Review: Helena Hauff's label is back, this time presenting a various artists 12" that heralds the start of the No Return series. The release starts on a mystical bent with the Eastern-tinged death electro of "El Carmel", sounding ripe for a Hague-friendly warm-up session. Neud Photo then take over with a dystopian trip through rich synth tones coloured in dark hues for the bleakest of robotic fantasies. Antoni Maiovvi fills the B-side with the slow grinding bombast of "The Dig", bleeding out a noirish take on coldwave for the darkest hearts to swoon to.
Review: We are, of course, always keen to receive any new music that comes through from the Don't DJ collective - particularly on their own Diskant imprint - but we'd been waiting on this appearance for Japan's EM Records for a long while now. There's just something unashamedly right about this collaboration, from the music itself right down to the artwork and the rest of the like-minded artists that reside on this wonderful catalogue. The Don't DJ brothers have gone deeper than previous releases here, starting with the Nippon-minded dubbiness of "Hyperspace Is The Place", followed by the earthier, more vibrant melodic textures of the wavy "Forest People Plot". On the B-side, "Hyperspace Is No Place" bangs out a steady kick drum over deep, aqueous bleeps washed amid a sparse ocean of ambient delight, and "Evolve Version" provides the 'housiest' moment on this four-tracker in the form of an ethereal bombshell with a subtle balearic charm. Wonderful - you can't miss it!
Review: When it comes to crafting distinctively off-kilter "ethno-techno" built around hypnotic, polyrhythmic drums, there's nobody quite as good as Florian Meyer AKA Don't DJ. Further proof of his majesty in this regard arrives via "Eternal Return", the epic, peak-time-focused opening track from the producer's latest double-pack excursion. Those seeking percussive, floor-friendly fare should also check "Circular Time", another bongo-laden tribal techno workout that sees Meyer get locked into an attractively organic drum groove for the best part of 12 minutes.
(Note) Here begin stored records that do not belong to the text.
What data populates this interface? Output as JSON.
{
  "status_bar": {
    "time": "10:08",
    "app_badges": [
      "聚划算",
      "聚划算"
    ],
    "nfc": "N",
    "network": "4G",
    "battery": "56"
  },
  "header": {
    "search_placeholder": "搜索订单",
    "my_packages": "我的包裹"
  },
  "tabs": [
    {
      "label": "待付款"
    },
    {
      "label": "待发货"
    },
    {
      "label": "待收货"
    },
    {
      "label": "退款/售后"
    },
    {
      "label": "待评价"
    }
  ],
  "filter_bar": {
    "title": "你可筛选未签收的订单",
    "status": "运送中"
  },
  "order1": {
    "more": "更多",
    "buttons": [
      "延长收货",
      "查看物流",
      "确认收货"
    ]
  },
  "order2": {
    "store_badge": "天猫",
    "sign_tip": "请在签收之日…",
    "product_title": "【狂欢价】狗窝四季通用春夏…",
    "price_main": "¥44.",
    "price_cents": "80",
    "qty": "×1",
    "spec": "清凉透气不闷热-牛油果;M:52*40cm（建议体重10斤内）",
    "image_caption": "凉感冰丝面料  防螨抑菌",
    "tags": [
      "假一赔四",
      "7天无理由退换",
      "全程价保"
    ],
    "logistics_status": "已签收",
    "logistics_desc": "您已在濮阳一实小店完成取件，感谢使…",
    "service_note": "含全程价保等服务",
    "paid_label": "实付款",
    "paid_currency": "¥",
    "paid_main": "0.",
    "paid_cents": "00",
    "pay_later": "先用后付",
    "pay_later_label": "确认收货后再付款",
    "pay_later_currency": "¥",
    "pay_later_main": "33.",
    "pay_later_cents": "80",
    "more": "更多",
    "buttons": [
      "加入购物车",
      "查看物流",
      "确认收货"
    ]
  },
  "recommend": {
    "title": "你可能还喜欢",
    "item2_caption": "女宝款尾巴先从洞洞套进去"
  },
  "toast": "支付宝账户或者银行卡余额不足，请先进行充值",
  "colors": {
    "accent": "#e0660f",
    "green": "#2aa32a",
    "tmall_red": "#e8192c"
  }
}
Meyer's ability to conjure up odd but brilliant home listening fare is explored elsewhere on the EP, with the noisy, abstract weirdness of "Perpetual Flow" being joined by the chiming, hedgerow-fresh ambient bliss of awe-inspiring closing cut "Perseus-Pieces".
Review: Bogdan Drazic's two debut EPs for Giallo Disco, a pair of monumentally aggressive EBM/techo deviations, were good enough to capture the attention of Will Bankhead's TTT stable, propelling the artist onto a new stage, with a new set of listeners. In fairness, Bankhead has picked some pretty 'out-there' material from Drazic, with the opening "Nang Nubia" being a marvellously twisted whirlpool of techno and metallic power-core, followed by the quirky mechanics of "Goa, Goa, Gone". For the flip, Bogdan delivers "Jack Dat Wabbit", a more bass-heavy stomper with a supremely off-kilter groove under its hood, whereas "Trip This Joint" waves its heavy folds of bass over a broken, disJOINTed medley of beats. Lush. TTT-approved.